Agreed. I don't blame Paula, but I wish she would have taken a different stance. You can eat fantastically while still eating healthfully. She could have used her situation to positively impact her fans instead of pushing pharmaceuticals.
More thoughts on my stance below...
Not to mention, she hid her diabetes for three years, only to emerge as a shill for the drug industry. Under any other scenario, I would feel bad for her and keep my mouth shut. But she is a public figure, and a well-compensated one at that. And you are spot on: an opportunist.
Love this so much. The stigmatization of type 2 diabetes as a "fat" disease is unfortunate, and disheartening to those diagnosed. Seeing a celebrity diagnosed with diabetes and yelling "That fatty is costing me money!" is unproductive, disrespectful, mean-spirited, and highlights the attitude that obesity is a result of "moral corruption". If we are going to call obesity an epidemic, then treat it like one- there is something wrong with the system, not the people. Everyone didn't wake up one day and decide to sit around and eat whatever they wanted to, all at the same time. Using shame and "tough love" has not worked historically, so let's stop kidding ourselves and take the system seriously.
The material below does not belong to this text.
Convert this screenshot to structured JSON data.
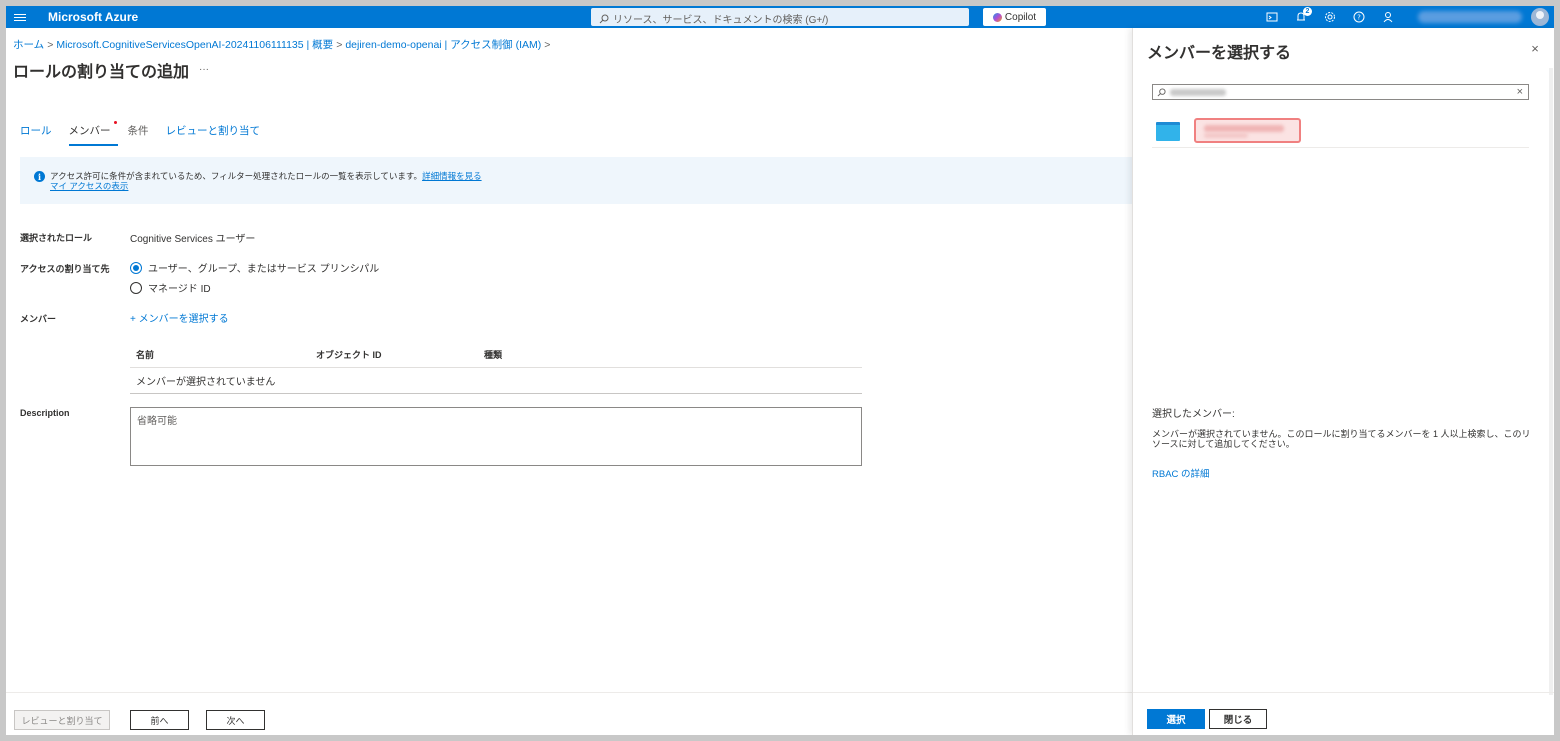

Paula Deen is not responsible for the health status of the nation, but with so many people overweight and suffering from Type 2 diabetes and other lifestyle-related problems, I'm glad she's going to use this opportunity to take a stand. I just wish she had decided to partner with Fruits & Veggies More Matters, or another healthy eating agency rather than a drug company. We don't need to eat fat-free, light, sugar-free, salt-free food and take drugs for diabetes. Rather, we just need to eat more fruits & vegetables and a little less of everything else. There's still room for rich Southern food, if you eat it in moderation and stay active.
I totally agree with the vegetable notion. Whole, truly natural foods are the motto in our house (for the most part).
"We don't need to eat fat-free, light, sugar-free, salt-free foods, and take drugs"- bravo, totally agree! Guilting people into buying the 100 cal snack packs is not the answer. Good, wholesome, home cooked meals with occasional indulgences will do just fine.
And didn't the south give us collards and mustard greens? Thank you, south.
It seems to have become the American way to blame someone else rather than take responsibility for our own actions. (It's definitely easier).
That's why I always blame my husband when the house is messy...
Let's blame the minorities and economically disadvantaged, those darn morally corrupt groups are dragging up the statistics for obesity and diabetes. If that's what you mean by taking individual responsibility, that is.
I don't mean anything of the sort - I'm sorry that's what you took from this. I think blame of any kind directed at anyone specific is ridiculous (hence, the whole Winne the Pooh comparison). I believe as a society we need to change our eating culture, including in schools, at home and in restaurants.
I love me some Paula Deen and for all the critics out there who love to bash her - pick another celebrity to pick on. While her cooking may not be the healthiest in the world compared to a bright, crisp salad - she preaches HOME cooking. Last time I checked, pretty much any meal cooked at home is still going to be healthier than the "bought" variety. All that being said, I'm sure it had something to do with her diagnosis but not the only thing.. she's a pretty heavy smoker and I get the feeling she doesn't run a 5K every week.
Thanks for standing up for one of my favorite gals and driving home the point that many Americans need to be remember - be responsible for your OWN actions and stop pointing the finger in blame. Unless you're pointing it to yourself.
Thanks for reading and commenting! And yes, home cooking is the best. We just need to get it back in schools!